▸ What this task involves: If a picture appears in the records, skip it; copy everything else exactly.

▸ Supplied material:
▬▬▬▬▬▬
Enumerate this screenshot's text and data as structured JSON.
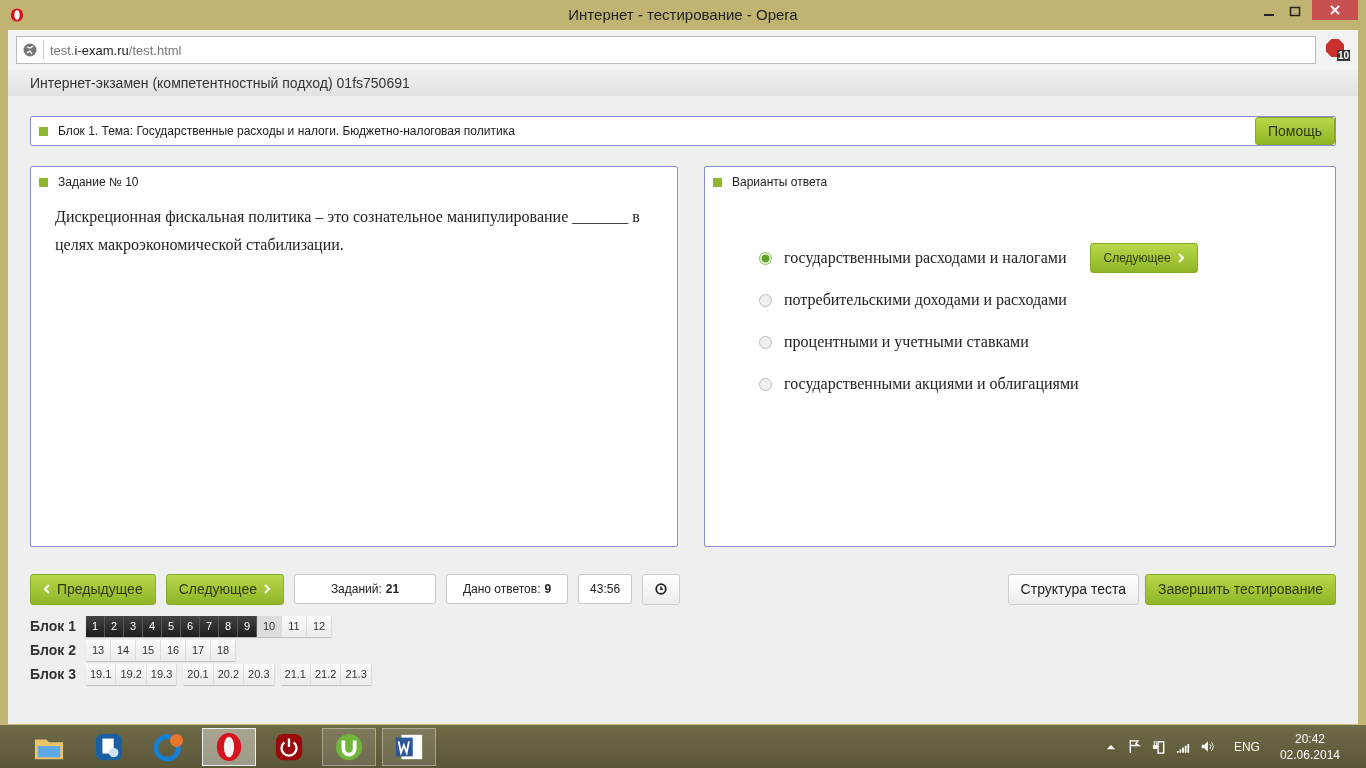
{
  "window": {
    "title": "Интернет - тестирование - Opera"
  },
  "address_bar": {
    "prefix": "test.",
    "domain": "i-exam.ru",
    "path": "/test.html",
    "adblock_count": "10"
  },
  "page_header": "Интернет-экзамен (компетентностный подход) 01fs750691",
  "topic": {
    "text": "Блок 1. Тема: Государственные расходы и налоги. Бюджетно-налоговая политика",
    "help_button": "Помощь"
  },
  "task": {
    "title": "Задание № 10",
    "question": "Дискреционная фискальная политика – это сознательное манипулирование _______ в целях макроэкономической стабилизации."
  },
  "answers": {
    "title": "Варианты ответа",
    "next_button": "Следующее",
    "options": [
      {
        "label": "государственными расходами и налогами",
        "selected": true
      },
      {
        "label": "потребительскими доходами и расходами",
        "selected": false
      },
      {
        "label": "процентными и учетными ставками",
        "selected": false
      },
      {
        "label": "государственными акциями и облигациями",
        "selected": false
      }
    ]
  },
  "nav": {
    "prev_button": "Предыдущее",
    "next_button": "Следующее",
    "tasks_label": "Заданий:",
    "tasks_value": "21",
    "answered_label": "Дано ответов:",
    "answered_value": "9",
    "timer": "43:56",
    "structure_button": "Структура теста",
    "finish_button": "Завершить тестирование"
  },
  "blocks": [
    {
      "label": "Блок 1",
      "groups": [
        [
          {
            "label": "1",
            "answered": true,
            "selected": false
          },
          {
            "label": "2",
            "answered": true,
            "selected": false
          },
          {
            "label": "3",
            "answered": true,
            "selected": false
          },
          {
            "label": "4",
            "answered": true,
            "selected": false
          },
          {
            "label": "5",
            "answered": true,
            "selected": false
          },
          {
            "label": "6",
            "answered": true,
            "selected": false
          },
          {
            "label": "7",
            "answered": true,
            "selected": false
          },
          {
            "label": "8",
            "answered": true,
            "selected": false
          },
          {
            "label": "9",
            "answered": true,
            "selected": false
          },
          {
            "label": "10",
            "answered": false,
            "selected": true
          },
          {
            "label": "11",
            "answered": false,
            "selected": false
          },
          {
            "label": "12",
            "answered": false,
            "selected": false
          }
        ]
      ]
    },
    {
      "label": "Блок 2",
      "groups": [
        [
          {
            "label": "13",
            "answered": false,
            "selected": false
          },
          {
            "label": "14",
            "answered": false,
            "selected": false
          },
          {
            "label": "15",
            "answered": false,
            "selected": false
          },
          {
            "label": "16",
            "answered": false,
            "selected": false
          },
          {
            "label": "17",
            "answered": false,
            "selected": false
          },
          {
            "label": "18",
            "answered": false,
            "selected": false
          }
        ]
      ]
    },
    {
      "label": "Блок 3",
      "groups": [
        [
          {
            "label": "19.1",
            "answered": false,
            "selected": false
          },
          {
            "label": "19.2",
            "answered": false,
            "selected": false
          },
          {
            "label": "19.3",
            "answered": false,
            "selected": false
          }
        ],
        [
          {
            "label": "20.1",
            "answered": false,
            "selected": false
          },
          {
            "label": "20.2",
            "answered": false,
            "selected": false
          },
          {
            "label": "20.3",
            "answered": false,
            "selected": false
          }
        ],
        [
          {
            "label": "21.1",
            "answered": false,
            "selected": false
          },
          {
            "label": "21.2",
            "answered": false,
            "selected": false
          },
          {
            "label": "21.3",
            "answered": false,
            "selected": false
          }
        ]
      ]
    }
  ],
  "taskbar": {
    "apps": [
      {
        "kind": "folder",
        "selected": false,
        "running": false
      },
      {
        "kind": "settings",
        "selected": false,
        "running": false
      },
      {
        "kind": "chat",
        "selected": false,
        "running": false
      },
      {
        "kind": "opera",
        "selected": true,
        "running": true
      },
      {
        "kind": "power",
        "selected": false,
        "running": false
      },
      {
        "kind": "torrent",
        "selected": false,
        "running": true
      },
      {
        "kind": "word",
        "selected": false,
        "running": true
      }
    ],
    "language": "ENG",
    "time": "20:42",
    "date": "02.06.2014"
  }
}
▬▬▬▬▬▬
▸ Result of this task:
Enumerate this screenshot's text and data as structured JSON.
{
  "window": {
    "title": "Интернет - тестирование - Opera"
  },
  "address_bar": {
    "prefix": "test.",
    "domain": "i-exam.ru",
    "path": "/test.html",
    "adblock_count": "10"
  },
  "page_header": "Интернет-экзамен (компетентностный подход) 01fs750691",
  "topic": {
    "text": "Блок 1. Тема: Государственные расходы и налоги. Бюджетно-налоговая политика",
    "help_button": "Помощь"
  },
  "task": {
    "title": "Задание № 10",
    "question": "Дискреционная фискальная политика – это сознательное манипулирование _______ в целях макроэкономической стабилизации."
  },
  "answers": {
    "title": "Варианты ответа",
    "next_button": "Следующее",
    "options": [
      {
        "label": "государственными расходами и налогами",
        "selected": true
      },
      {
        "label": "потребительскими доходами и расходами",
        "selected": false
      },
      {
        "label": "процентными и учетными ставками",
        "selected": false
      },
      {
        "label": "государственными акциями и облигациями",
        "selected": false
      }
    ]
  },
  "nav": {
    "prev_button": "Предыдущее",
    "next_button": "Следующее",
    "tasks_label": "Заданий:",
    "tasks_value": "21",
    "answered_label": "Дано ответов:",
    "answered_value": "9",
    "timer": "43:56",
    "structure_button": "Структура теста",
    "finish_button": "Завершить тестирование"
  },
  "blocks": [
    {
      "label": "Блок 1",
      "groups": [
        [
          {
            "label": "1",
            "answered": true,
            "selected": false
          },
          {
            "label": "2",
            "answered": true,
            "selected": false
          },
          {
            "label": "3",
            "answered": true,
            "selected": false
          },
          {
            "label": "4",
            "answered": true,
            "selected": false
          },
          {
            "label": "5",
            "answered": true,
            "selected": false
          },
          {
            "label": "6",
            "answered": true,
            "selected": false
          },
          {
            "label": "7",
            "answered": true,
            "selected": false
          },
          {
            "label": "8",
            "answered": true,
            "selected": false
          },
          {
            "label": "9",
            "answered": true,
            "selected": false
          },
          {
            "label": "10",
            "answered": false,
            "selected": true
          },
          {
            "label": "11",
            "answered": false,
            "selected": false
          },
          {
            "label": "12",
            "answered": false,
            "selected": false
          }
        ]
      ]
    },
    {
      "label": "Блок 2",
      "groups": [
        [
          {
            "label": "13",
            "answered": false,
            "selected": false
          },
          {
            "label": "14",
            "answered": false,
            "selected": false
          },
          {
            "label": "15",
            "answered": false,
            "selected": false
          },
          {
            "label": "16",
            "answered": false,
            "selected": false
          },
          {
            "label": "17",
            "answered": false,
            "selected": false
          },
          {
            "label": "18",
            "answered": false,
            "selected": false
          }
        ]
      ]
    },
    {
      "label": "Блок 3",
      "groups": [
        [
          {
            "label": "19.1",
            "answered": false,
            "selected": false
          },
          {
            "label": "19.2",
            "answered": false,
            "selected": false
          },
          {
            "label": "19.3",
            "answered": false,
            "selected": false
          }
        ],
        [
          {
            "label": "20.1",
            "answered": false,
            "selected": false
          },
          {
            "label": "20.2",
            "answered": false,
            "selected": false
          },
          {
            "label": "20.3",
            "answered": false,
            "selected": false
          }
        ],
        [
          {
            "label": "21.1",
            "answered": false,
            "selected": false
          },
          {
            "label": "21.2",
            "answered": false,
            "selected": false
          },
          {
            "label": "21.3",
            "answered": false,
            "selected": false
          }
        ]
      ]
    }
  ],
  "taskbar": {
    "apps": [
      {
        "kind": "folder",
        "selected": false,
        "running": false
      },
      {
        "kind": "settings",
        "selected": false,
        "running": false
      },
      {
        "kind": "chat",
        "selected": false,
        "running": false
      },
      {
        "kind": "opera",
        "selected": true,
        "running": true
      },
      {
        "kind": "power",
        "selected": false,
        "running": false
      },
      {
        "kind": "torrent",
        "selected": false,
        "running": true
      },
      {
        "kind": "word",
        "selected": false,
        "running": true
      }
    ],
    "language": "ENG",
    "time": "20:42",
    "date": "02.06.2014"
  }
}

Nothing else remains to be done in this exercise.